Top of GIVEN ENTRIES

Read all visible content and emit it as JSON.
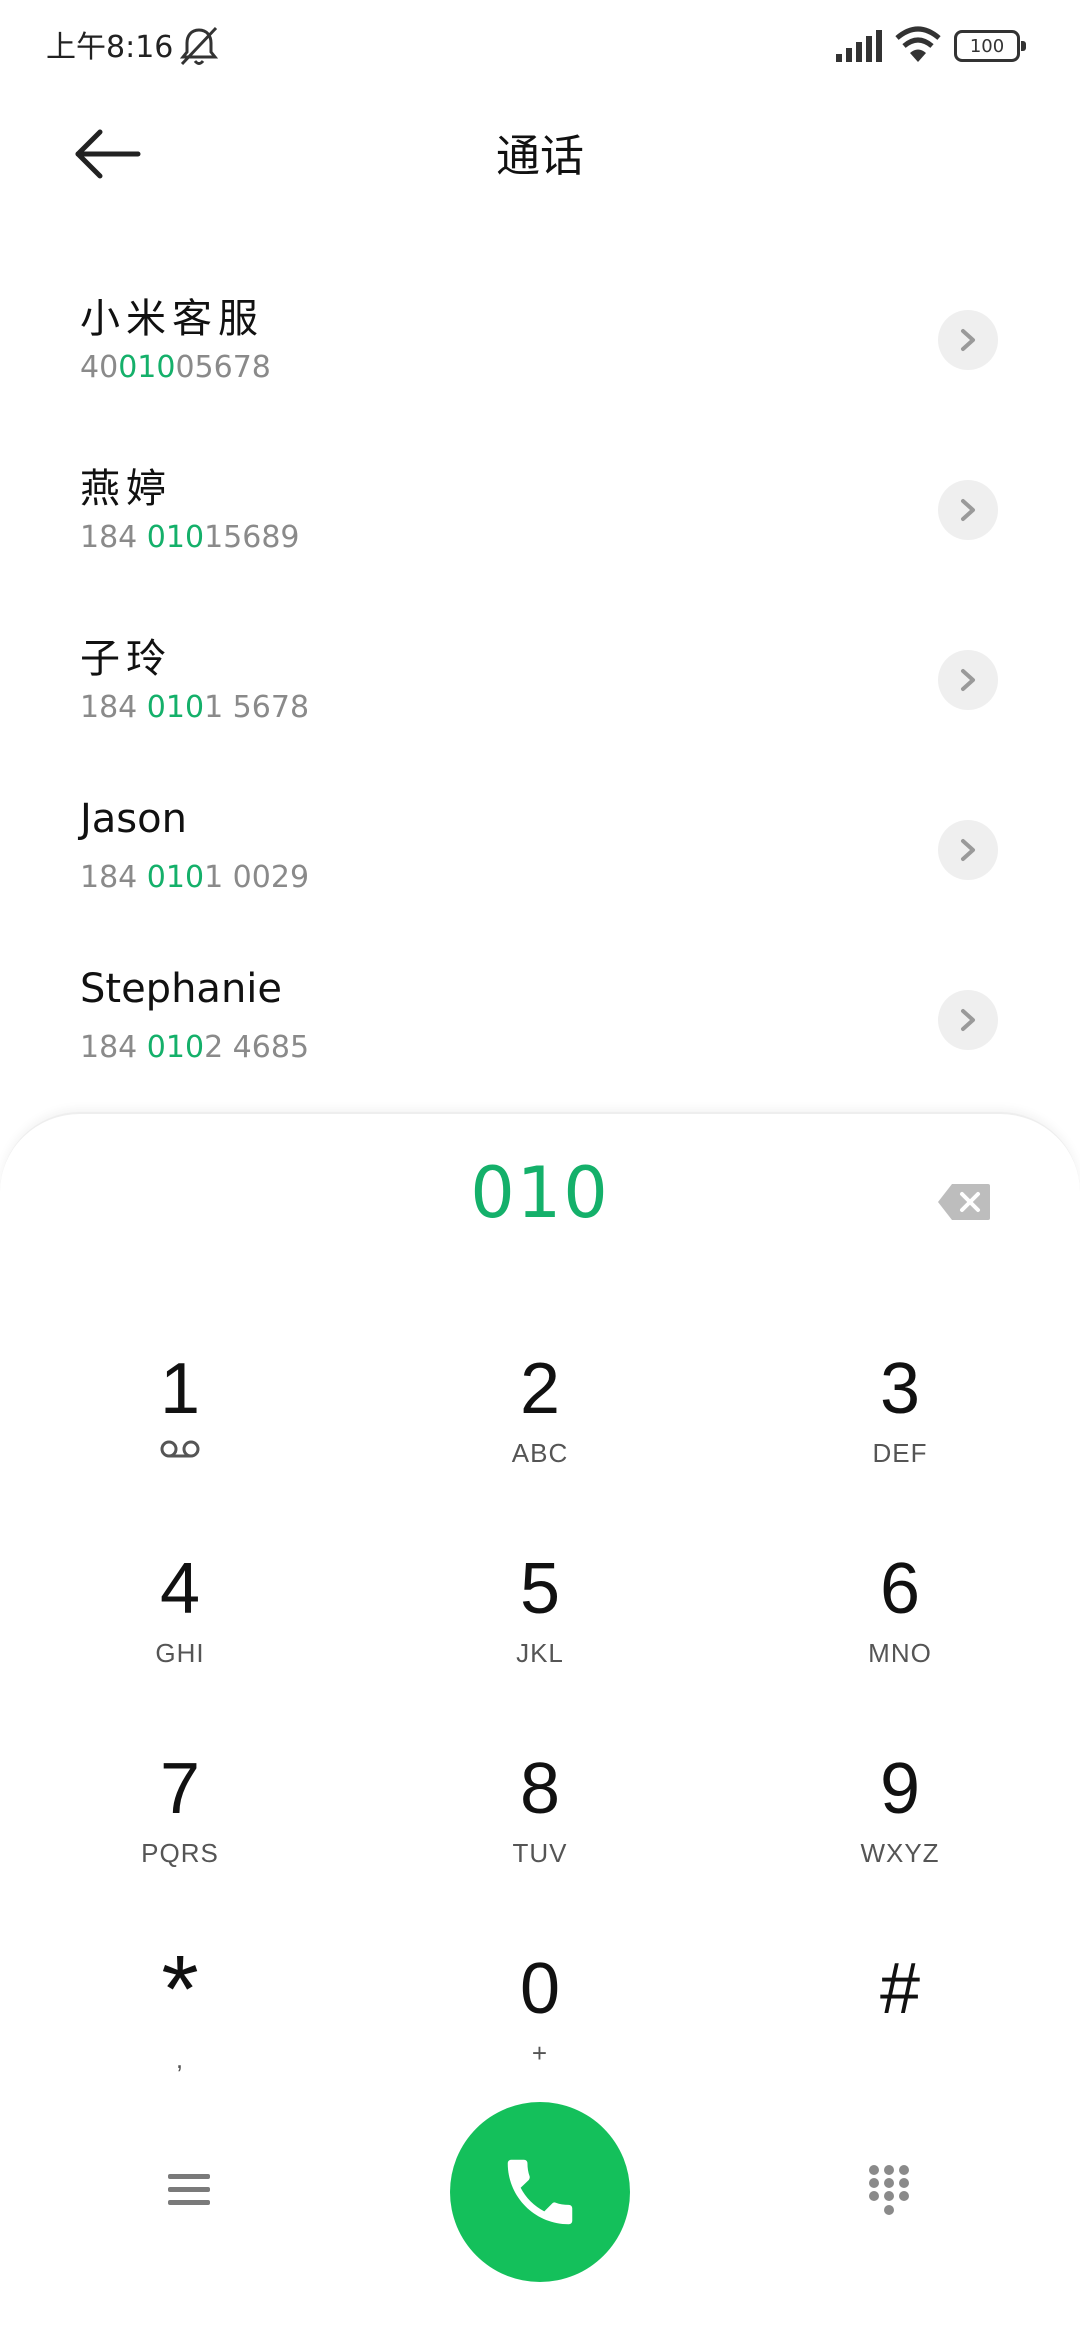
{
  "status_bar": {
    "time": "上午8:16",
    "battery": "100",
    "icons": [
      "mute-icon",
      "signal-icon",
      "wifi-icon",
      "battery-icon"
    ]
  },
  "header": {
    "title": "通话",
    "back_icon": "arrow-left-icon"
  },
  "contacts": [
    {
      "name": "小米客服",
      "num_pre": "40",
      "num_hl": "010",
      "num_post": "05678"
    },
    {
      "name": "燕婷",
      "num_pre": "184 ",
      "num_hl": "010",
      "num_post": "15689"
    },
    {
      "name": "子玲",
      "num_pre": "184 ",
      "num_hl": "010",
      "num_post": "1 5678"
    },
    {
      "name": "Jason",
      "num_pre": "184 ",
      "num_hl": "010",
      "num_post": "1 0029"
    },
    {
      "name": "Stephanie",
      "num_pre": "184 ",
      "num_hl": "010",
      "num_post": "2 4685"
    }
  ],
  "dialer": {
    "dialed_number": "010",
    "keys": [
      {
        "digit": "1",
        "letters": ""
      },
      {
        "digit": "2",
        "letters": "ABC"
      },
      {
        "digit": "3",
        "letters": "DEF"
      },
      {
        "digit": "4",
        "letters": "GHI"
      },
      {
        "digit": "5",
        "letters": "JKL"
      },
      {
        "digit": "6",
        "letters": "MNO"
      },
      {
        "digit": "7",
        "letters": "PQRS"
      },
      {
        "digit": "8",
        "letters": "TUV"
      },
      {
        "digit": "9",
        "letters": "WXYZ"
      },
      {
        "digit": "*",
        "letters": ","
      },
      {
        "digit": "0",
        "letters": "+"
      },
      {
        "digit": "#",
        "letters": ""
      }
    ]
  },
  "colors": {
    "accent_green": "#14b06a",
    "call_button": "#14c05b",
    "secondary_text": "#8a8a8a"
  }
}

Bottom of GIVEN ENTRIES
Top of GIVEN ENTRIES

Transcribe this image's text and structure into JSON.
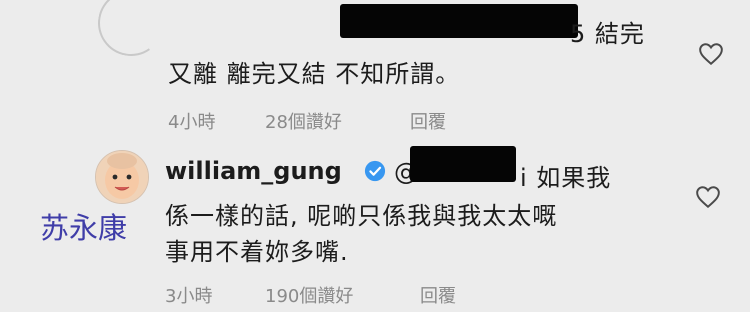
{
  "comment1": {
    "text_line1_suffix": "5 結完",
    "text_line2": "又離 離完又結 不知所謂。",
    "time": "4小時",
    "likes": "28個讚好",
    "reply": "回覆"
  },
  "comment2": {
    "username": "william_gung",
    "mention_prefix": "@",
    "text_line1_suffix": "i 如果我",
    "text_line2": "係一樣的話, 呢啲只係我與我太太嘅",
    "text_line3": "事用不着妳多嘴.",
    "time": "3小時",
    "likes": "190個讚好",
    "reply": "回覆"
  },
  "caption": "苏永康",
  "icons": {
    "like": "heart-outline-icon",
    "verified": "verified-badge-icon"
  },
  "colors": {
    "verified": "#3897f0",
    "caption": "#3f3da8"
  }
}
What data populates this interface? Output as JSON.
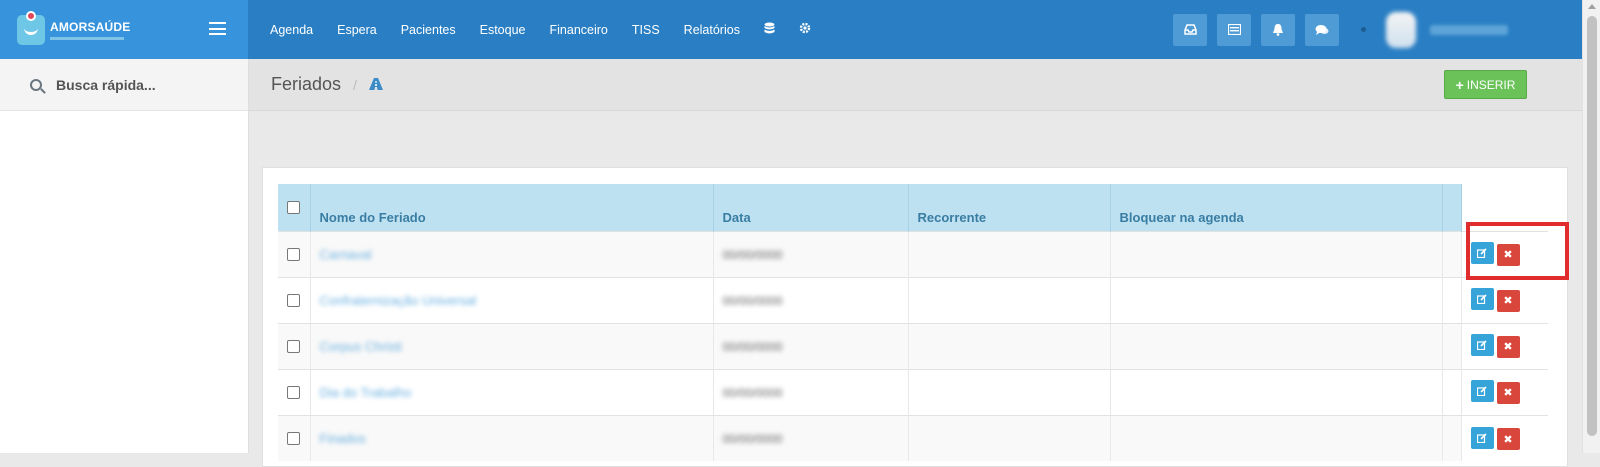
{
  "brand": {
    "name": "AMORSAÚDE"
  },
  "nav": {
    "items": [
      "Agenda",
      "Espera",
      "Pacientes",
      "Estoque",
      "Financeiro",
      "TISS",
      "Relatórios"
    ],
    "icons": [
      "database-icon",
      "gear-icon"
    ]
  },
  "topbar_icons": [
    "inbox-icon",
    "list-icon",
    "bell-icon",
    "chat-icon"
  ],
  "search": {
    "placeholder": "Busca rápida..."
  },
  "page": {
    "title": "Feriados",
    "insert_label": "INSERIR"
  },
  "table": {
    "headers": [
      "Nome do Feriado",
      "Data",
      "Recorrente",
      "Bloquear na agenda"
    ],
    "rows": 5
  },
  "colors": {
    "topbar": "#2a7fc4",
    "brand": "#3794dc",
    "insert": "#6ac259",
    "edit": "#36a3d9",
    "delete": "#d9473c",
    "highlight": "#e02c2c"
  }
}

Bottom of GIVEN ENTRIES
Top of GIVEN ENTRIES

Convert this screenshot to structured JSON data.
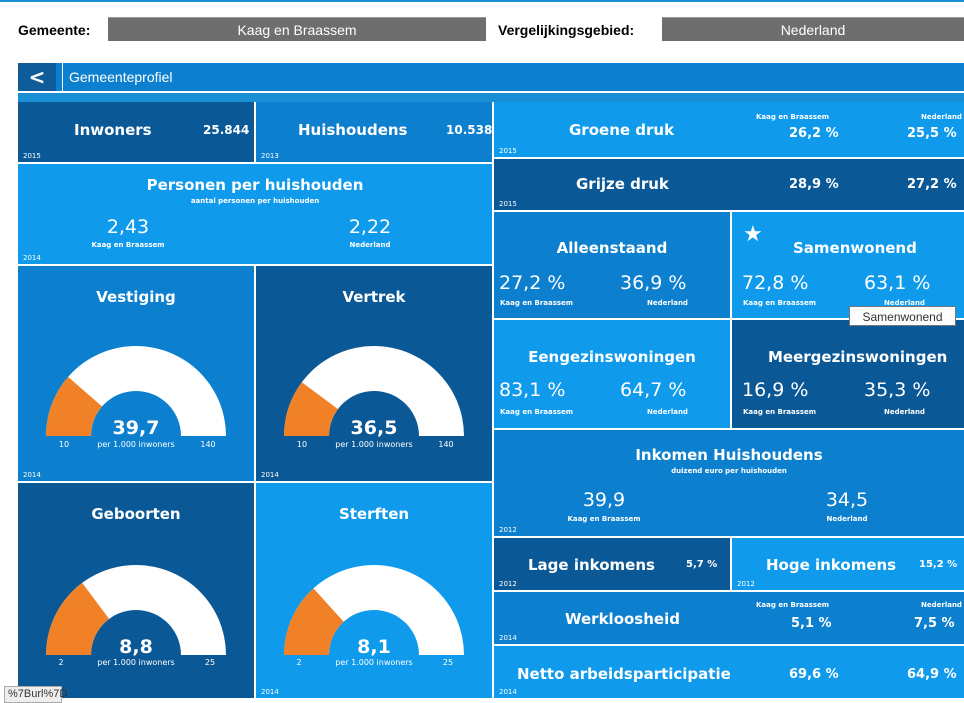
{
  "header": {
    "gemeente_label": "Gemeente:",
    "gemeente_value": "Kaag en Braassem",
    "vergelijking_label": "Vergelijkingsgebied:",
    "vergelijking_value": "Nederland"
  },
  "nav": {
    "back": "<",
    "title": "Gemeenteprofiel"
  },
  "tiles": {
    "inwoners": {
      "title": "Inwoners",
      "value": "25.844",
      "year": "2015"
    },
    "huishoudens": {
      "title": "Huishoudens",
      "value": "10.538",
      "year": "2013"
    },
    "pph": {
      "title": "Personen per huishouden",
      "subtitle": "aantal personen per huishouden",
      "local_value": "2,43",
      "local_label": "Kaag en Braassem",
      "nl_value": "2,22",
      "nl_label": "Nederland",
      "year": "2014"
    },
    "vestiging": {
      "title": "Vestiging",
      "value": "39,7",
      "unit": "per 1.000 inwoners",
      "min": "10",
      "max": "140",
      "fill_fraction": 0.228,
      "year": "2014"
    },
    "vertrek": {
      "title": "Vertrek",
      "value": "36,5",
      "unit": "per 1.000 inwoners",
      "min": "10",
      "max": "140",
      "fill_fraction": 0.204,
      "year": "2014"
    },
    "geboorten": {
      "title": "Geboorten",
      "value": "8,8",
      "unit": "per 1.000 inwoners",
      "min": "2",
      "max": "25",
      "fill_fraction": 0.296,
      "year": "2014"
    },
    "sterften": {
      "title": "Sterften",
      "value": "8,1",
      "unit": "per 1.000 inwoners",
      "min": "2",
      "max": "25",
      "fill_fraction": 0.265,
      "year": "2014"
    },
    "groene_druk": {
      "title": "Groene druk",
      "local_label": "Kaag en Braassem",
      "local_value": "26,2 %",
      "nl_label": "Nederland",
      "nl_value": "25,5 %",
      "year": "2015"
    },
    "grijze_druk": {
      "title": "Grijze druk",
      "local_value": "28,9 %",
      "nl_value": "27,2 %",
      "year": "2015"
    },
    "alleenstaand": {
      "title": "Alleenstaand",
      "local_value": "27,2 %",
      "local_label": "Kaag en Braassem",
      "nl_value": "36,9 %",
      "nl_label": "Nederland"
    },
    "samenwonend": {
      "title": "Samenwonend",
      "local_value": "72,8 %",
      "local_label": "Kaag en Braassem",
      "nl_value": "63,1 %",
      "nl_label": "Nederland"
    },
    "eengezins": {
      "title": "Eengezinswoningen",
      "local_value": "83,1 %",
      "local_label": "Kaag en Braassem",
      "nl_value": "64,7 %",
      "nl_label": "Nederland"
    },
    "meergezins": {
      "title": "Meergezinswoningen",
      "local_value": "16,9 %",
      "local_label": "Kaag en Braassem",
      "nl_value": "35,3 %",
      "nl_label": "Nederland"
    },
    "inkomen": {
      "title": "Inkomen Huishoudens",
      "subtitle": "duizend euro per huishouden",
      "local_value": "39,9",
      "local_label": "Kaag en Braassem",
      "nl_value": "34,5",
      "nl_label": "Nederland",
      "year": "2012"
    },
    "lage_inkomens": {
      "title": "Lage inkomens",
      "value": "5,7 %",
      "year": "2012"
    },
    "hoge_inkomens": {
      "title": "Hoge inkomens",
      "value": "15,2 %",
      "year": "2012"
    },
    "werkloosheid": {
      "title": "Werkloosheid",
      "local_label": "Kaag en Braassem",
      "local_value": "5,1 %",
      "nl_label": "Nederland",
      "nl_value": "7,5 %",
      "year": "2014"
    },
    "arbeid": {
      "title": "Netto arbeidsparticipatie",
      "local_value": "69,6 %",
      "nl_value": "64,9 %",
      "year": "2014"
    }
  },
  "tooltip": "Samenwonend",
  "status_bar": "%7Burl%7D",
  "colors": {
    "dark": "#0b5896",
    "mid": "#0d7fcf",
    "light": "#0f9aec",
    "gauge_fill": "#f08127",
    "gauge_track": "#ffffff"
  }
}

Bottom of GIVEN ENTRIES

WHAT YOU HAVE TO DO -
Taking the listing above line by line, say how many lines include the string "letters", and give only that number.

RESPONSE AREA -
12